Quite a compelling weekend’s action in Spain, with some knife-edge encounters but also the death of Paco Gento, mourned at the beginning of the Elche match in the Bernabéu.  One of Spain’s most iconic players, his fame and influence bestrode two eras – from the post-war crackling radio generation to the emergence of a television public – from the black and white recordings of Real Madrid’s European dominance to the era of colour, or more precisely, from the 1956 European Cup final in Paris to the 1971 Cup Winners Cup final against Chelsea. When his teammate  Alfredo di Stéfano died in 2014 it felt as though something had ended – that tangible mix of pipe-smoke and maleness that characterised the game in general, or the sense, more specifically, that there could never be players like him again, players who stood apart from systems or who refused to conform to them. But Gento was still standing. There was still something left.

Continue reading “Paco Gento and a bookshop in Leeds”

Matchday 22

In our last Quiniela, Phil and I started to compete on our weekly predictions. It wasn’t an auspicious start by any stretch of the imagination: after a decent 2/3 in Saturday’s matches, both of us only got one result right in the remaining seven matches, ending up tied at 3/10. This weekend looks a lot easier, or at least I keep telling myself so.

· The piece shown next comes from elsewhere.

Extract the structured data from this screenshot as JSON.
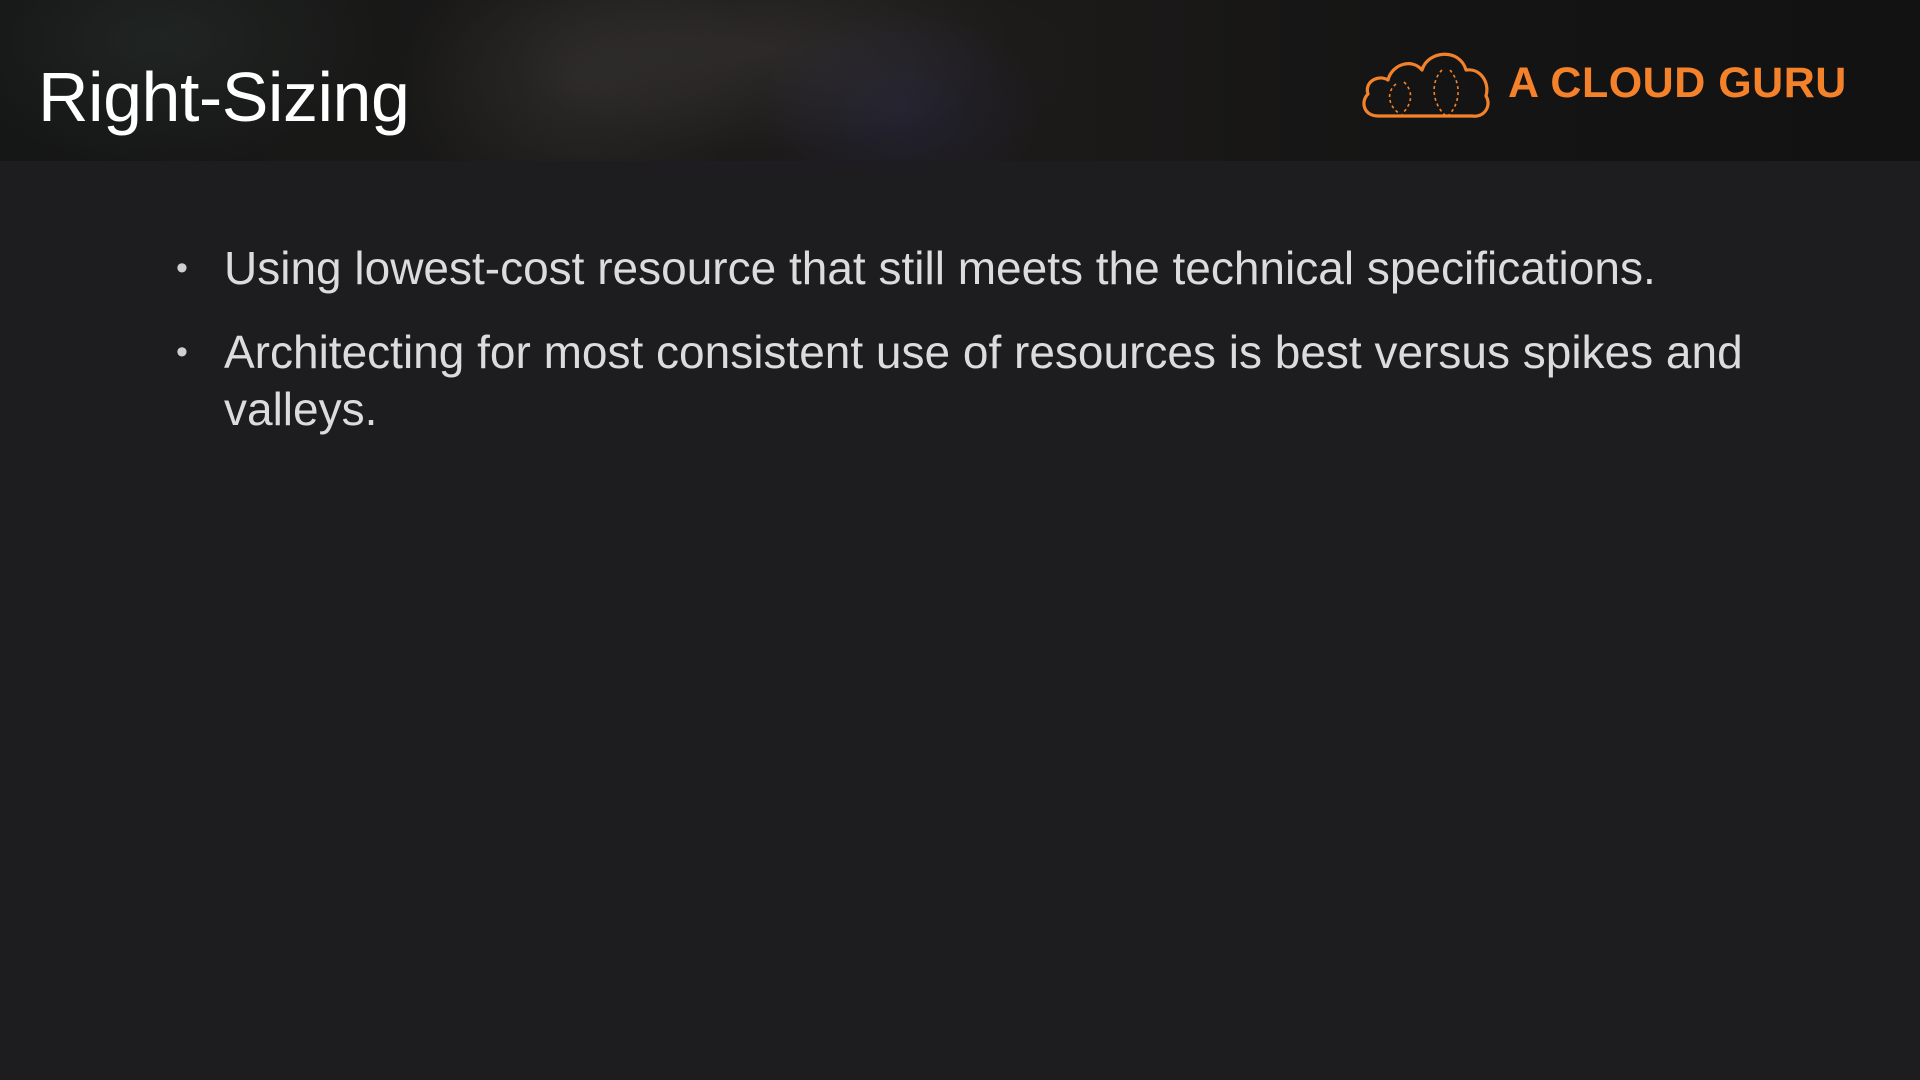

Shall we? Remember, it’s ‘1’ for a home win, ‘X’ for a draw and ‘2’ for an away win.

Continue reading “Matchday 22”

Starting at the other end

Just for a change I think it might be nice to start at the other end of the football scale and leave the big boys for later on – a bit like starting Match of the Day with Watford v Burnley. That’s going to annoy somebody, but you know what I mean.  Another reason is that there are no league games now for a fortnight because the next round of the King’s Cup will be played next weekend, so there’s time for pause and reflection.

Continue reading “Starting at the other end”